Restoring consumer confidence
The full restoration of consumer confidence will be more difficult and will take longer to complete than following any other recession since the Great Depression.
While the collapse in confidence reflects assessments of personal finances and the national economy, the primary cause of the crash in confidence was the coronavirus rather than some economic event. Correspondingly, the first glimmer of the restoration in confidence will not be due to an improving economy, but when consumers become convinced the spread of COVID-19 has been effectively contained.
Consumers were asked in April to identify which aspect of the coronavirus they were most concerned about: the threat to their health, the required social isolation or the impact on their finances. The health threat dominated responses, mentioned by 61% of all consumers, the harm to their personal finances was mentioned much less frequently, by just 23%, and the required social isolation by just 13%.
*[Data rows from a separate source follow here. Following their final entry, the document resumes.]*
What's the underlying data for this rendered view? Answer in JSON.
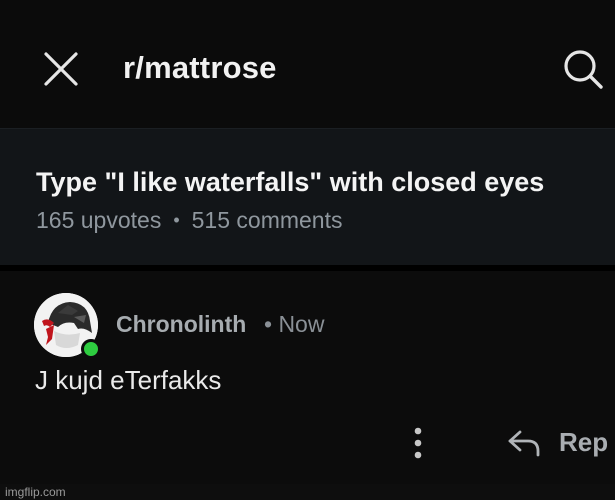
{
  "header": {
    "title": "r/mattrose",
    "close_icon": "close-icon",
    "search_icon": "search-icon"
  },
  "post": {
    "title": "Type \"I like waterfalls\" with closed eyes",
    "upvotes": "165 upvotes",
    "separator": "•",
    "comments": "515 comments"
  },
  "comment": {
    "username": "Chronolinth",
    "timestamp": "• Now",
    "body": "J kujd eTerfakks",
    "online_status_color": "#2ecc40",
    "more_icon": "more-vertical-icon",
    "reply_icon": "reply-icon",
    "reply_label": "Rep"
  },
  "watermark": {
    "text": "imgflip.com"
  }
}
Interestingly, the financial impact was of somewhat greater concern among households with incomes in the bottom third (28%) as well as households in the top third of the income distribution (27%); it was in the middle third that concerns about finances were lowest (16%) and the threat to their health was highest (67%). Overall, however, all of these differences were rather small, with the health threat dominating all income subgroups.
Regardless of official announcements made by state or federal agencies, individual consumers will form their own judgments about the risks of the COVID-19 virus to themselves, their families, friends and their communities. There will be no national consensus nor a uniform restart of the economy. Consumers’ judgements will be based on science, experience and emotion.
Moreover, the fears generated by the coronavirus will not completely disappear anytime soon. Residual fears of exposure to some virus may still limit people’s willingness to be in crowds at sport stadiums, theaters, airplanes, cruises, large shopping malls or even shake hands at the workplace or social events. While most of these changes in behaviors will not be permanent, they will certainly persist over the next few years.
Moreover, many spending preferences and shopping habits may have been permanently changed by consumers’ recent experiences. Although recessions are notorious for reshaping economies, this downturn will entail many more changes in the makeup of the business sector as well as the working, spending and shopping habits of consumers.
Even after the economy begins to reopen, the coronavirus will continue to shape the recovery in consumer confidence. Unlike past recoveries, the anticipated recovery in consumer confidence will be contingent on progress on both fronts.
While there may be a misstep in economic policy, the greatest risk would be if there was a resurgence in infections following the reopening of the economy or following an easing in some critical distancing or travel regulations. It may only take a resurgence in one locale to prompt consumers from other areas, or even nationwide, to believe the relaxation occurred too soon. That miscalculation would cause failed expectations that could again significantly reduce consumer confidence. A second shutdown of the economy, local or national, would be extremely expensive to both firms and consumers; it would also lead to more bankruptcies across both sectors of the economy.
The best antidote to failed expectations is to provide consumers with more realistic expectations. While the health consequences of the pandemic represented the top concern of consumers, its dominance over the accompanying financial devastation was facilitated by the anticipation that the impact of the pandemic would be transitory.
As the weeks extend into months, without greater financial assistance to a growing number of consumers who have lost their jobs and incomes, discontent will grow among consumers. Current economic policies do not correctly account for the extraordinary costs of this pandemic to the entire nation.
The size of the government relief programs should not be compared with prior recessions, but to the decisions made during WWII. At that time, much larger spending programs were approved to guarantee the well-being of the nation from potential harm.
A new CARES program of equal size and scope is now urgently needed. Concerns about rising federal deficits are irrelevant to this decision. Policymakers need to act quickly and decisively to prevent the pandemic from having the same devastating impact on the economic well-being of the nation. The pandemic will end with a vaccine, but the scars from the economic devastation will remain part of family lore long into the decades ahead as did the wounds of the Great Depression.